(Study material Opens)

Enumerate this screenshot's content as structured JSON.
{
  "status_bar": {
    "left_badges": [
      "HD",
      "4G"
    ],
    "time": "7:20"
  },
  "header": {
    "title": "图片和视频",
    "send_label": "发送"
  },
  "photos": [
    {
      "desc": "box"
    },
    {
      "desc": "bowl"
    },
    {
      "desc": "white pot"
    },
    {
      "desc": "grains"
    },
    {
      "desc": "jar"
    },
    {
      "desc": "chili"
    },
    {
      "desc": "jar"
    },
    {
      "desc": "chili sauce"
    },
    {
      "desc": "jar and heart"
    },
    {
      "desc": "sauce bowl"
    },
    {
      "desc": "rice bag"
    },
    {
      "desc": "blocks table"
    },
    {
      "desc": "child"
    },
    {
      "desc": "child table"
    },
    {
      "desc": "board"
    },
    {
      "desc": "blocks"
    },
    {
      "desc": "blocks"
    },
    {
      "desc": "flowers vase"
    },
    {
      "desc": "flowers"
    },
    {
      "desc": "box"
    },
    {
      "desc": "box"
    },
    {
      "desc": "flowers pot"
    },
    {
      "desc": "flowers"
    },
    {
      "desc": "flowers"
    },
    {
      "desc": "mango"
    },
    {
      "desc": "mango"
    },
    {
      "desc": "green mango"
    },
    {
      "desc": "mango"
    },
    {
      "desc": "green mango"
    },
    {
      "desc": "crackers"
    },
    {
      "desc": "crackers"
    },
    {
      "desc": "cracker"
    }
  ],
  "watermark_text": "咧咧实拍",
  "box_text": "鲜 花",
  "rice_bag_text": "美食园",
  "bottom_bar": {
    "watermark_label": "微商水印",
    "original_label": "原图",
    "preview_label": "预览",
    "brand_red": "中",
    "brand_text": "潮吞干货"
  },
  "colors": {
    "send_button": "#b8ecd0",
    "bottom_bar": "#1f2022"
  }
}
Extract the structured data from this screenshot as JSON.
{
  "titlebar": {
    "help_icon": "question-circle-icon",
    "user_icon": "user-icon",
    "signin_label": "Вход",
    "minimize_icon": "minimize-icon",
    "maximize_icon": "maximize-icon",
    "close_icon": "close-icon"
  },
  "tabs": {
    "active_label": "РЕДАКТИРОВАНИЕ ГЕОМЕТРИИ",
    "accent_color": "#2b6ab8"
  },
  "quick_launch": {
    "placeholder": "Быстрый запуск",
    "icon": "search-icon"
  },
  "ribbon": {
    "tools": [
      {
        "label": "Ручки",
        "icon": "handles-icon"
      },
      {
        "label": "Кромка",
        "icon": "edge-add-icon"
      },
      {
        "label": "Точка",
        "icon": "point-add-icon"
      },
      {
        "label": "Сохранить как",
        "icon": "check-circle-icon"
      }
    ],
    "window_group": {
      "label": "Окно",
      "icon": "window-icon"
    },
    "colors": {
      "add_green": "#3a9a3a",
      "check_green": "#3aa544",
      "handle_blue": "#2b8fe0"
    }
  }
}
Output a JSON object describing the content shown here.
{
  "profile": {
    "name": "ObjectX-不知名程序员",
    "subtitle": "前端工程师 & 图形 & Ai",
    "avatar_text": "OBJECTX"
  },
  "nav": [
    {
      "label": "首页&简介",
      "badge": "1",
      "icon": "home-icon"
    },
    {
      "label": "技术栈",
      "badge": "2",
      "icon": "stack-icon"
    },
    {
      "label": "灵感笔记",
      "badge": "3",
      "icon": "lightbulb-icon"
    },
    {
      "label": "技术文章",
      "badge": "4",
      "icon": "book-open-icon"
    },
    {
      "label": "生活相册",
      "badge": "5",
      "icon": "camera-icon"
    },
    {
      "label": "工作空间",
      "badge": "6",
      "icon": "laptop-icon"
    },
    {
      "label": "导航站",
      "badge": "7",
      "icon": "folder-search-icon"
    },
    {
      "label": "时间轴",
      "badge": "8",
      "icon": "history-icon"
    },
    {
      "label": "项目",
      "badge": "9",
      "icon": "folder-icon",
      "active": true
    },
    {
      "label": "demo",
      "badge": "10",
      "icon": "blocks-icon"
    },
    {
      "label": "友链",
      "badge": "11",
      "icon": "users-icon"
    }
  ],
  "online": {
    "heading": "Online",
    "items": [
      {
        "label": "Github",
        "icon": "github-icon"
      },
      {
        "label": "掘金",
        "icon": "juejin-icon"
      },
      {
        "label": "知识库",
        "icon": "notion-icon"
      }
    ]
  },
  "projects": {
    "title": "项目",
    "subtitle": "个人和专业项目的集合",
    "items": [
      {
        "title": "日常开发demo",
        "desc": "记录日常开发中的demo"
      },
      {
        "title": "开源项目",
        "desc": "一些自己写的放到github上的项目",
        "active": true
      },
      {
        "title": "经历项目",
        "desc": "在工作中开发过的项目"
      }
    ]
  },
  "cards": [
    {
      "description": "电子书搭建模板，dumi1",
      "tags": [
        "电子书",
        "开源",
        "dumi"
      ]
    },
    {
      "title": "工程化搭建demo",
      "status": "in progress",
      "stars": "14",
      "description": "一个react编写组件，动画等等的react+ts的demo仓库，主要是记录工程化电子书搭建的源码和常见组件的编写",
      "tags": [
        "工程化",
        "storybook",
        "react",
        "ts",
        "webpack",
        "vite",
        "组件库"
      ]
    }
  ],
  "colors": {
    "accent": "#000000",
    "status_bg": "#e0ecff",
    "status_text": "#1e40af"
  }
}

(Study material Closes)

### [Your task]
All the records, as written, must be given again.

### [Output for this exercise]
Enumerate this screenshot's content as structured JSON.
{
  "status_bar": {
    "left_badges": [
      "HD",
      "4G"
    ],
    "time": "7:20"
  },
  "header": {
    "title": "图片和视频",
    "send_label": "发送"
  },
  "photos": [
    {
      "desc": "box"
    },
    {
      "desc": "bowl"
    },
    {
      "desc": "white pot"
    },
    {
      "desc": "grains"
    },
    {
      "desc": "jar"
    },
    {
      "desc": "chili"
    },
    {
      "desc": "jar"
    },
    {
      "desc": "chili sauce"
    },
    {
      "desc": "jar and heart"
    },
    {
      "desc": "sauce bowl"
    },
    {
      "desc": "rice bag"
    },
    {
      "desc": "blocks table"
    },
    {
      "desc": "child"
    },
    {
      "desc": "child table"
    },
    {
      "desc": "board"
    },
    {
      "desc": "blocks"
    },
    {
      "desc": "blocks"
    },
    {
      "desc": "flowers vase"
    },
    {
      "desc": "flowers"
    },
    {
      "desc": "box"
    },
    {
      "desc": "box"
    },
    {
      "desc": "flowers pot"
    },
    {
      "desc": "flowers"
    },
    {
      "desc": "flowers"
    },
    {
      "desc": "mango"
    },
    {
      "desc": "mango"
    },
    {
      "desc": "green mango"
    },
    {
      "desc": "mango"
    },
    {
      "desc": "green mango"
    },
    {
      "desc": "crackers"
    },
    {
      "desc": "crackers"
    },
    {
      "desc": "cracker"
    }
  ],
  "watermark_text": "咧咧实拍",
  "box_text": "鲜 花",
  "rice_bag_text": "美食园",
  "bottom_bar": {
    "watermark_label": "微商水印",
    "original_label": "原图",
    "preview_label": "预览",
    "brand_red": "中",
    "brand_text": "潮吞干货"
  },
  "colors": {
    "send_button": "#b8ecd0",
    "bottom_bar": "#1f2022"
  }
}
Extract the structured data from this screenshot as JSON.
{
  "titlebar": {
    "help_icon": "question-circle-icon",
    "user_icon": "user-icon",
    "signin_label": "Вход",
    "minimize_icon": "minimize-icon",
    "maximize_icon": "maximize-icon",
    "close_icon": "close-icon"
  },
  "tabs": {
    "active_label": "РЕДАКТИРОВАНИЕ ГЕОМЕТРИИ",
    "accent_color": "#2b6ab8"
  },
  "quick_launch": {
    "placeholder": "Быстрый запуск",
    "icon": "search-icon"
  },
  "ribbon": {
    "tools": [
      {
        "label": "Ручки",
        "icon": "handles-icon"
      },
      {
        "label": "Кромка",
        "icon": "edge-add-icon"
      },
      {
        "label": "Точка",
        "icon": "point-add-icon"
      },
      {
        "label": "Сохранить как",
        "icon": "check-circle-icon"
      }
    ],
    "window_group": {
      "label": "Окно",
      "icon": "window-icon"
    },
    "colors": {
      "add_green": "#3a9a3a",
      "check_green": "#3aa544",
      "handle_blue": "#2b8fe0"
    }
  }
}
Output a JSON object describing the content shown here.
{
  "profile": {
    "name": "ObjectX-不知名程序员",
    "subtitle": "前端工程师 & 图形 & Ai",
    "avatar_text": "OBJECTX"
  },
  "nav": [
    {
      "label": "首页&简介",
      "badge": "1",
      "icon": "home-icon"
    },
    {
      "label": "技术栈",
      "badge": "2",
      "icon": "stack-icon"
    },
    {
      "label": "灵感笔记",
      "badge": "3",
      "icon": "lightbulb-icon"
    },
    {
      "label": "技术文章",
      "badge": "4",
      "icon": "book-open-icon"
    },
    {
      "label": "生活相册",
      "badge": "5",
      "icon": "camera-icon"
    },
    {
      "label": "工作空间",
      "badge": "6",
      "icon": "laptop-icon"
    },
    {
      "label": "导航站",
      "badge": "7",
      "icon": "folder-search-icon"
    },
    {
      "label": "时间轴",
      "badge": "8",
      "icon": "history-icon"
    },
    {
      "label": "项目",
      "badge": "9",
      "icon": "folder-icon",
      "active": true
    },
    {
      "label": "demo",
      "badge": "10",
      "icon": "blocks-icon"
    },
    {
      "label": "友链",
      "badge": "11",
      "icon": "users-icon"
    }
  ],
  "online": {
    "heading": "Online",
    "items": [
      {
        "label": "Github",
        "icon": "github-icon"
      },
      {
        "label": "掘金",
        "icon": "juejin-icon"
      },
      {
        "label": "知识库",
        "icon": "notion-icon"
      }
    ]
  },
  "projects": {
    "title": "项目",
    "subtitle": "个人和专业项目的集合",
    "items": [
      {
        "title": "日常开发demo",
        "desc": "记录日常开发中的demo"
      },
      {
        "title": "开源项目",
        "desc": "一些自己写的放到github上的项目",
        "active": true
      },
      {
        "title": "经历项目",
        "desc": "在工作中开发过的项目"
      }
    ]
  },
  "cards": [
    {
      "description": "电子书搭建模板，dumi1",
      "tags": [
        "电子书",
        "开源",
        "dumi"
      ]
    },
    {
      "title": "工程化搭建demo",
      "status": "in progress",
      "stars": "14",
      "description": "一个react编写组件，动画等等的react+ts的demo仓库，主要是记录工程化电子书搭建的源码和常见组件的编写",
      "tags": [
        "工程化",
        "storybook",
        "react",
        "ts",
        "webpack",
        "vite",
        "组件库"
      ]
    }
  ],
  "colors": {
    "accent": "#000000",
    "status_bg": "#e0ecff",
    "status_text": "#1e40af"
  }
}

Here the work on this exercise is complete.